Joining the Harvard Crimson and National Journal, the New York Times has enacted a new policy banning reporters from allowing sources to edit quotes after the fact in exchange for interview access. The process of quote approval, an increasingly common quid pro quo among Wall Street and political elites, was revealed by the Times itself back in July, and was roundly rebuked by journalism's keepers in the months since, including by the paper's new public editor Margaret Sullivan and media columnist David Carr just this week. "The practice risks giving readers a mistaken impression that we are ceding too much control over a story to our sources," said Times executive editor Jill Abramson in a memo today. "So starting now, we want to draw a clear line on this."
Now, as Sullivan reports, "Citing Times policy, reporters should say no if a source demands, as a condition of an interview, that quotes be submitted afterward to the source or a press aide to review, approve or edit," according to the memo, which can be read in full here.
Abramson said she's aware "we'll lose interviews" over this, because top figures may see not having final say over their quotes "as too risky," but noted that "anodyne or generic quotes that are scrubbed or changed don't add anything" to articles anyway.

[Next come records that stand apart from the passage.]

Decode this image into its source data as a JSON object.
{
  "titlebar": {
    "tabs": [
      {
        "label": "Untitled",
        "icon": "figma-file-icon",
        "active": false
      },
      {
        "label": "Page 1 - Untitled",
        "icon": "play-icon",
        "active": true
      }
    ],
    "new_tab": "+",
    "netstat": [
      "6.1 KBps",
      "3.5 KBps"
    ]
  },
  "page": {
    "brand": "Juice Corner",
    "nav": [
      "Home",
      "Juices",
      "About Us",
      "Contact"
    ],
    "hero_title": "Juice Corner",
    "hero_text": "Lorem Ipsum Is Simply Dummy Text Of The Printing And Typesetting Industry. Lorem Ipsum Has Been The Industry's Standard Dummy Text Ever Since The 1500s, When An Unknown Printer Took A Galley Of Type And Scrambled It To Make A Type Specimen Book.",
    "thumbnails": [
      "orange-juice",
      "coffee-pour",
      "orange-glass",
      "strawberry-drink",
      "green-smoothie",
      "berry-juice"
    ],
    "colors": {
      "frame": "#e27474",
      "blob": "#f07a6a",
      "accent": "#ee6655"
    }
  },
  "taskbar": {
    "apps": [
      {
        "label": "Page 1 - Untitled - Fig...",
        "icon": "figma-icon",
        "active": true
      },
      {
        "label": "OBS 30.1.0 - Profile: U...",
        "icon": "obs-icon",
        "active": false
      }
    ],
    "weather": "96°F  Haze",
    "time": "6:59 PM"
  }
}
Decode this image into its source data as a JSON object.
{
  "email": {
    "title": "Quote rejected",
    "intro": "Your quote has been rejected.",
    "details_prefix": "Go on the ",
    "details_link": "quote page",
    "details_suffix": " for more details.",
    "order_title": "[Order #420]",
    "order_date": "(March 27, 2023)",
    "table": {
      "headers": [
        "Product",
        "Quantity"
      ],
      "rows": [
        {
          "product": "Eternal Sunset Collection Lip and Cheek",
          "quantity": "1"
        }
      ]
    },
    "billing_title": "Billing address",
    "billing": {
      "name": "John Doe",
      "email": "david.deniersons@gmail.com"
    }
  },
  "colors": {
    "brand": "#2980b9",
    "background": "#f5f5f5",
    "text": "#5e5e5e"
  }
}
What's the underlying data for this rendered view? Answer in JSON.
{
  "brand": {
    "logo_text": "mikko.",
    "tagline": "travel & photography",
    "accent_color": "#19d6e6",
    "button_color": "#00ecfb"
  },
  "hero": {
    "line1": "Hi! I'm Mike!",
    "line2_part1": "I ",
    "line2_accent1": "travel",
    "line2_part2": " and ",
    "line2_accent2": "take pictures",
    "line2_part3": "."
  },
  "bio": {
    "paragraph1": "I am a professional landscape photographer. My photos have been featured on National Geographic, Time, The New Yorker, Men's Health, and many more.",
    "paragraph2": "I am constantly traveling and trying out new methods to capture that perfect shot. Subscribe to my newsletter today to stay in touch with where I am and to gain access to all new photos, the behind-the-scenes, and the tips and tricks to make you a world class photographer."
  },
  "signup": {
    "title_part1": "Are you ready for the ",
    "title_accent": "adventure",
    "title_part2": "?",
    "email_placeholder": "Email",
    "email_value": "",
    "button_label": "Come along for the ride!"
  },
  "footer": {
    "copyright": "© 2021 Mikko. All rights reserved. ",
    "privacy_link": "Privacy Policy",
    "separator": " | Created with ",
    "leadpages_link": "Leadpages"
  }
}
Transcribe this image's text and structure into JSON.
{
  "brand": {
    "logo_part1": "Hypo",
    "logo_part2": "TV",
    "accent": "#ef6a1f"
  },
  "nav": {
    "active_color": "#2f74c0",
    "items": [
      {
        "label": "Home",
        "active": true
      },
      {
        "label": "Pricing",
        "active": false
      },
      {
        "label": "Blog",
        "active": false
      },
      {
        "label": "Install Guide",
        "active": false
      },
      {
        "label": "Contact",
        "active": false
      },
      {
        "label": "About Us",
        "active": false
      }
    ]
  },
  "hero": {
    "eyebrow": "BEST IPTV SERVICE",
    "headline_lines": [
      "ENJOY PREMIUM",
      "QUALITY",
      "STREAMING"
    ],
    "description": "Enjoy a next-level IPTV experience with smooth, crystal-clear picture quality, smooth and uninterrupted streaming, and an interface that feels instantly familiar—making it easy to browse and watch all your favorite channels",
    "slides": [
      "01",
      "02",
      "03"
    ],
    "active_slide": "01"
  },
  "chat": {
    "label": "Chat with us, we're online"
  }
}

"The practice is so ingrained," Abramson said, but when the Times makes a step, it's likely that others will, and can, follow. Buzzfeed editor Ben Smith, in reaction to the new rule, tweeted, "Times will make it a lot easier for the rest of us to push back too. Thanks !"